New York Knicks Calderon

<>during the second quarter at TD Garden on March 4, 2016 in Boston, Massachusetts.NOTE TO USER: User expressly acknowledges and agrees that, by downloading and/or using this photograph, user is consenting to the terms and conditions of the Getty Images License Agreement.

Maddie Meyer

If you think elite point guards like the triangle, you should try asking Gary Payton about it sometime.

In today’s NBA, elite point guards want the ball in their hands and the chance to make decisions off the pick-and-roll — and teams need someone good if you want to contend. Think about the top six teams in the NBA right now and who they have at the point: Golden State (Stephen Curry), San Antonio (Tony Parker), Cleveland (Kyrie Irving), Oklahoma City (Russell Westbrook), L.A. Clippers (Chris Paul), and Toronto (Kyle Lowry). Those guys all have great talent around them (and other decision makers to share the load), but it’s not a coincidence elite teams in the modern NBA have elite point guards.

The Knicks want one — Mike Conley is at the top of their free agency wish list. Pair him with Carmelo Anthony and Kristaps Porzingis and you have something to build upon.

But former Knick and now ESPN commentator Chauncey Billups warned the New York Post that if Phil Jackson and the Knicks are wed to the triangle landing that point guard will be difficult.

“I will tell you this about that triangle,’’ Billups said. “If I’m a top point guard and a free agent, I’m not going to want to be playing in that triangle. A point guard needs more pick-and-roll, more freedom. It’s going to be restrictive to my play. I think that would be a good thing — if they are opening it up a little. It’s the only way to get a point guard.’’

The Knicks are going to swing for the fences again this summer, going after Kevin Durant, Conley, and the other big names on the market (Al Horford would be an odd fit, however). Anthony wants to be at that table. Style of play and how players will be used in the Knicks system is a big part of what will matter to them. The triangle will come up in discussions, and while it has won plenty of rings in the past it’s up for debate if it can do that the way the rules of the NBA are currently enforced (zone defenses, no hand checking on the perimeter).

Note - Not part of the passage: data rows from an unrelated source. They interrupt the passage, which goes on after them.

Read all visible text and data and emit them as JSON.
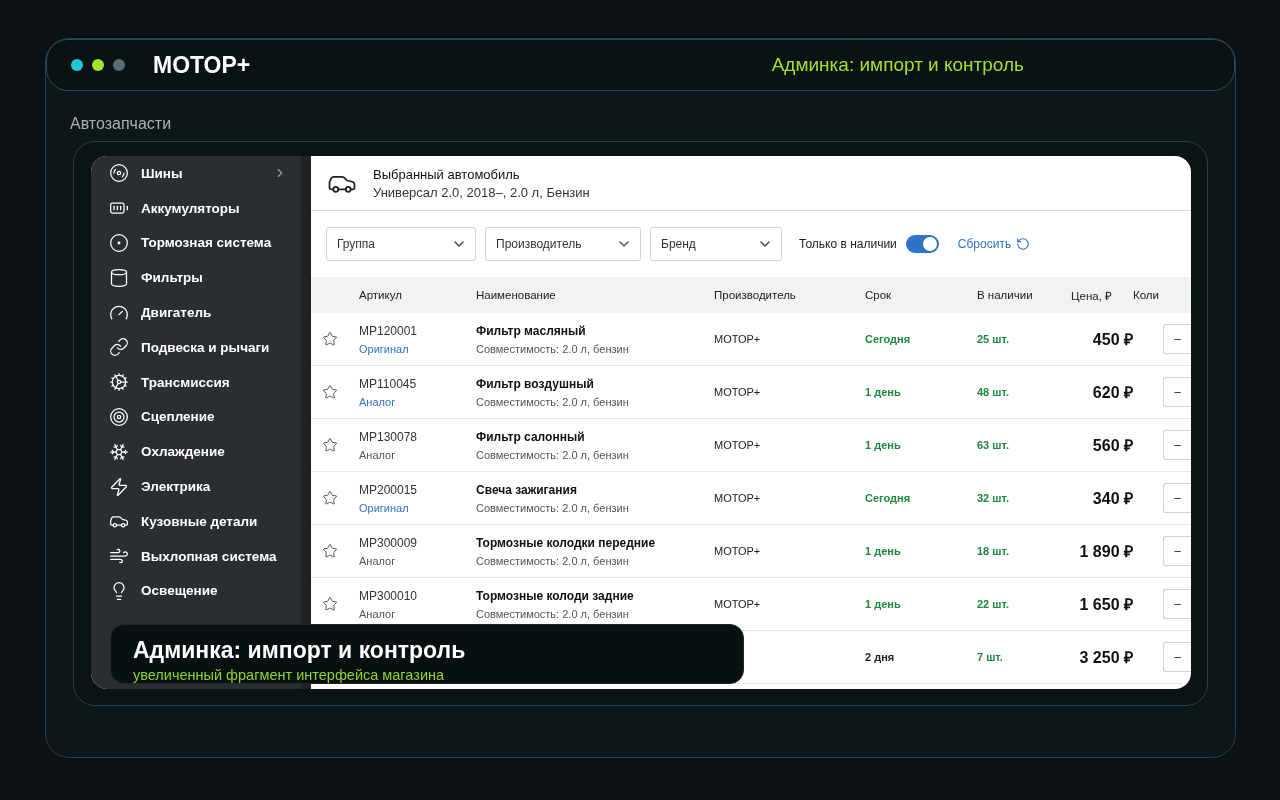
{
  "header": {
    "brand": "МОТОР+",
    "tagline": "Админка: импорт и контроль"
  },
  "section_label": "Автозапчасти",
  "sidebar": {
    "items": [
      {
        "label": "Шины",
        "submenu": true
      },
      {
        "label": "Аккумуляторы",
        "submenu": false
      },
      {
        "label": "Тормозная система",
        "submenu": false
      },
      {
        "label": "Фильтры",
        "submenu": false
      },
      {
        "label": "Двигатель",
        "submenu": false
      },
      {
        "label": "Подвеска и рычаги",
        "submenu": false
      },
      {
        "label": "Трансмиссия",
        "submenu": false
      },
      {
        "label": "Сцепление",
        "submenu": false
      },
      {
        "label": "Охлаждение",
        "submenu": false
      },
      {
        "label": "Электрика",
        "submenu": false
      },
      {
        "label": "Кузовные детали",
        "submenu": false
      },
      {
        "label": "Выхлопная система",
        "submenu": false
      },
      {
        "label": "Освещение",
        "submenu": false
      }
    ]
  },
  "vehicle": {
    "title": "Выбранный автомобиль",
    "description": "Универсал 2.0, 2018–, 2.0 л, Бензин"
  },
  "filters": {
    "dropdowns": [
      "Группа",
      "Производитель",
      "Бренд"
    ],
    "in_stock_toggle": {
      "label": "Только в наличии",
      "on": true
    },
    "reset": "Сбросить"
  },
  "table": {
    "columns": [
      "Артикул",
      "Наименование",
      "Производитель",
      "Срок",
      "В наличии",
      "Цена, ₽",
      "Коли"
    ],
    "rows": [
      {
        "favorite": false,
        "article": "MP120001",
        "type": {
          "label": "Оригинал",
          "kind": "link"
        },
        "name": "Фильтр масляный",
        "compat": "Совместимость: 2.0 л, бензин",
        "maker": "МОТОР+",
        "term": "Сегодня",
        "color": "#1e8a3c",
        "stock": "25 шт.",
        "price": "450 ₽",
        "qty_minus": "−"
      },
      {
        "favorite": false,
        "article": "MP110045",
        "type": {
          "label": "Аналог",
          "kind": "link"
        },
        "name": "Фильтр воздушный",
        "compat": "Совместимость: 2.0 л, бензин",
        "maker": "МОТОР+",
        "term": "1 день",
        "color": "#1e8a3c",
        "stock": "48 шт.",
        "price": "620 ₽",
        "qty_minus": "−"
      },
      {
        "favorite": false,
        "article": "MP130078",
        "type": {
          "label": "Аналог",
          "kind": "plain"
        },
        "name": "Фильтр салонный",
        "compat": "Совместимость: 2.0 л, бензин",
        "maker": "МОТОР+",
        "term": "1 день",
        "color": "#1e8a3c",
        "stock": "63 шт.",
        "price": "560 ₽",
        "qty_minus": "−"
      },
      {
        "favorite": false,
        "article": "MP200015",
        "type": {
          "label": "Оригинал",
          "kind": "link"
        },
        "name": "Свеча зажигания",
        "compat": "Совместимость: 2.0 л, бензин",
        "maker": "МОТОР+",
        "term": "Сегодня",
        "color": "#1e8a3c",
        "stock": "32 шт.",
        "price": "340 ₽",
        "qty_minus": "−"
      },
      {
        "favorite": false,
        "article": "MP300009",
        "type": {
          "label": "Аналог",
          "kind": "plain"
        },
        "name": "Тормозные колодки передние",
        "compat": "Совместимость: 2.0 л, бензин",
        "maker": "МОТОР+",
        "term": "1 день",
        "color": "#1e8a3c",
        "stock": "18 шт.",
        "price": "1 890 ₽",
        "qty_minus": "−"
      },
      {
        "favorite": false,
        "article": "MP300010",
        "type": {
          "label": "Аналог",
          "kind": "plain"
        },
        "name": "Тормозные колоди задние",
        "compat": "Совместимость: 2.0 л, бензин",
        "maker": "МОТОР+",
        "term": "1 день",
        "color": "#1e8a3c",
        "stock": "22 шт.",
        "price": "1 650 ₽",
        "qty_minus": "−"
      },
      {
        "term": "2 дня",
        "color": "#222222",
        "stock": "7 шт.",
        "price": "3 250 ₽",
        "qty_minus": "−"
      }
    ]
  },
  "caption": {
    "title": "Админка: импорт и контроль",
    "subtitle": "увеличенный фрагмент интерфейса магазина"
  }
}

The more interesting question in New York this summer will be if ‘Melo is willing to move on from the Knicks and allow a trade (he has a no-trade clause).